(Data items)
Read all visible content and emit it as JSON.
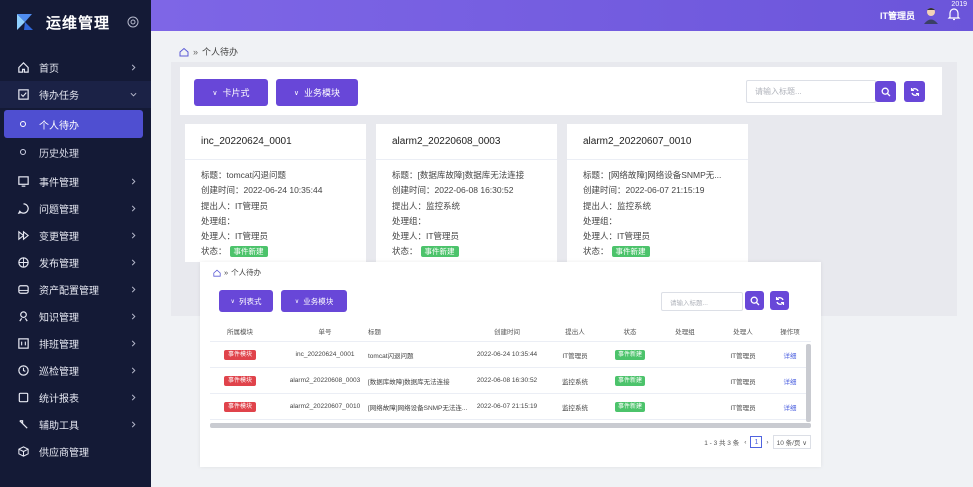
{
  "sidebar": {
    "title": "运维管理",
    "items": [
      {
        "label": "首页"
      },
      {
        "label": "待办任务"
      },
      {
        "label": "事件管理"
      },
      {
        "label": "问题管理"
      },
      {
        "label": "变更管理"
      },
      {
        "label": "发布管理"
      },
      {
        "label": "资产配置管理"
      },
      {
        "label": "知识管理"
      },
      {
        "label": "排班管理"
      },
      {
        "label": "巡检管理"
      },
      {
        "label": "统计报表"
      },
      {
        "label": "辅助工具"
      },
      {
        "label": "供应商管理"
      }
    ],
    "sub_items": [
      {
        "label": "个人待办"
      },
      {
        "label": "历史处理"
      }
    ]
  },
  "topbar": {
    "user": "IT管理员",
    "badge": "2019"
  },
  "breadcrumb": {
    "separator": "»",
    "current": "个人待办"
  },
  "card_view": {
    "card_button": "卡片式",
    "module_button": "业务模块",
    "search_placeholder": "请输入标题...",
    "cards": [
      {
        "id": "inc_20220624_0001",
        "title": "标题：tomcat闪退问题",
        "created": "创建时间：2022-06-24 10:35:44",
        "submitter": "提出人：IT管理员",
        "group": "处理组：",
        "handler": "处理人：IT管理员",
        "status_label": "状态：",
        "status": "事件新建"
      },
      {
        "id": "alarm2_20220608_0003",
        "title": "标题：[数据库故障]数据库无法连接",
        "created": "创建时间：2022-06-08 16:30:52",
        "submitter": "提出人：监控系统",
        "group": "处理组：",
        "handler": "处理人：IT管理员",
        "status_label": "状态：",
        "status": "事件新建"
      },
      {
        "id": "alarm2_20220607_0010",
        "title": "标题：[网络故障]网络设备SNMP无...",
        "created": "创建时间：2022-06-07 21:15:19",
        "submitter": "提出人：监控系统",
        "group": "处理组：",
        "handler": "处理人：IT管理员",
        "status_label": "状态：",
        "status": "事件新建"
      }
    ]
  },
  "list_view": {
    "breadcrumb": "个人待办",
    "list_button": "列表式",
    "module_button": "业务模块",
    "search_placeholder": "请输入标题...",
    "columns": [
      "所属模块",
      "单号",
      "标题",
      "创建时间",
      "提出人",
      "状态",
      "处理组",
      "处理人",
      "操作项"
    ],
    "rows": [
      {
        "module": "事件模块",
        "no": "inc_20220624_0001",
        "title": "tomcat闪退问题",
        "created": "2022-06-24 10:35:44",
        "submitter": "IT管理员",
        "status": "事件新建",
        "group": "",
        "handler": "IT管理员",
        "action": "详细"
      },
      {
        "module": "事件模块",
        "no": "alarm2_20220608_0003",
        "title": "[数据库故障]数据库无法连接",
        "created": "2022-06-08 16:30:52",
        "submitter": "监控系统",
        "status": "事件新建",
        "group": "",
        "handler": "IT管理员",
        "action": "详细"
      },
      {
        "module": "事件模块",
        "no": "alarm2_20220607_0010",
        "title": "[网络故障]网络设备SNMP无法连...",
        "created": "2022-06-07 21:15:19",
        "submitter": "监控系统",
        "status": "事件新建",
        "group": "",
        "handler": "IT管理员",
        "action": "详细"
      }
    ],
    "pager": {
      "total": "1 - 3 共 3 条",
      "page": "1",
      "size": "10 条/页"
    }
  },
  "colors": {
    "sidebar_bg": "#141a36",
    "accent": "#6847d8",
    "success": "#4cc36b",
    "danger": "#e0434b"
  }
}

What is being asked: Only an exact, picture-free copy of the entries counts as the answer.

Solution:
Read all visible content and emit it as JSON.
{
  "sidebar": {
    "title": "运维管理",
    "items": [
      {
        "label": "首页"
      },
      {
        "label": "待办任务"
      },
      {
        "label": "事件管理"
      },
      {
        "label": "问题管理"
      },
      {
        "label": "变更管理"
      },
      {
        "label": "发布管理"
      },
      {
        "label": "资产配置管理"
      },
      {
        "label": "知识管理"
      },
      {
        "label": "排班管理"
      },
      {
        "label": "巡检管理"
      },
      {
        "label": "统计报表"
      },
      {
        "label": "辅助工具"
      },
      {
        "label": "供应商管理"
      }
    ],
    "sub_items": [
      {
        "label": "个人待办"
      },
      {
        "label": "历史处理"
      }
    ]
  },
  "topbar": {
    "user": "IT管理员",
    "badge": "2019"
  },
  "breadcrumb": {
    "separator": "»",
    "current": "个人待办"
  },
  "card_view": {
    "card_button": "卡片式",
    "module_button": "业务模块",
    "search_placeholder": "请输入标题...",
    "cards": [
      {
        "id": "inc_20220624_0001",
        "title": "标题：tomcat闪退问题",
        "created": "创建时间：2022-06-24 10:35:44",
        "submitter": "提出人：IT管理员",
        "group": "处理组：",
        "handler": "处理人：IT管理员",
        "status_label": "状态：",
        "status": "事件新建"
      },
      {
        "id": "alarm2_20220608_0003",
        "title": "标题：[数据库故障]数据库无法连接",
        "created": "创建时间：2022-06-08 16:30:52",
        "submitter": "提出人：监控系统",
        "group": "处理组：",
        "handler": "处理人：IT管理员",
        "status_label": "状态：",
        "status": "事件新建"
      },
      {
        "id": "alarm2_20220607_0010",
        "title": "标题：[网络故障]网络设备SNMP无...",
        "created": "创建时间：2022-06-07 21:15:19",
        "submitter": "提出人：监控系统",
        "group": "处理组：",
        "handler": "处理人：IT管理员",
        "status_label": "状态：",
        "status": "事件新建"
      }
    ]
  },
  "list_view": {
    "breadcrumb": "个人待办",
    "list_button": "列表式",
    "module_button": "业务模块",
    "search_placeholder": "请输入标题...",
    "columns": [
      "所属模块",
      "单号",
      "标题",
      "创建时间",
      "提出人",
      "状态",
      "处理组",
      "处理人",
      "操作项"
    ],
    "rows": [
      {
        "module": "事件模块",
        "no": "inc_20220624_0001",
        "title": "tomcat闪退问题",
        "created": "2022-06-24 10:35:44",
        "submitter": "IT管理员",
        "status": "事件新建",
        "group": "",
        "handler": "IT管理员",
        "action": "详细"
      },
      {
        "module": "事件模块",
        "no": "alarm2_20220608_0003",
        "title": "[数据库故障]数据库无法连接",
        "created": "2022-06-08 16:30:52",
        "submitter": "监控系统",
        "status": "事件新建",
        "group": "",
        "handler": "IT管理员",
        "action": "详细"
      },
      {
        "module": "事件模块",
        "no": "alarm2_20220607_0010",
        "title": "[网络故障]网络设备SNMP无法连...",
        "created": "2022-06-07 21:15:19",
        "submitter": "监控系统",
        "status": "事件新建",
        "group": "",
        "handler": "IT管理员",
        "action": "详细"
      }
    ],
    "pager": {
      "total": "1 - 3 共 3 条",
      "page": "1",
      "size": "10 条/页"
    }
  },
  "colors": {
    "sidebar_bg": "#141a36",
    "accent": "#6847d8",
    "success": "#4cc36b",
    "danger": "#e0434b"
  }
}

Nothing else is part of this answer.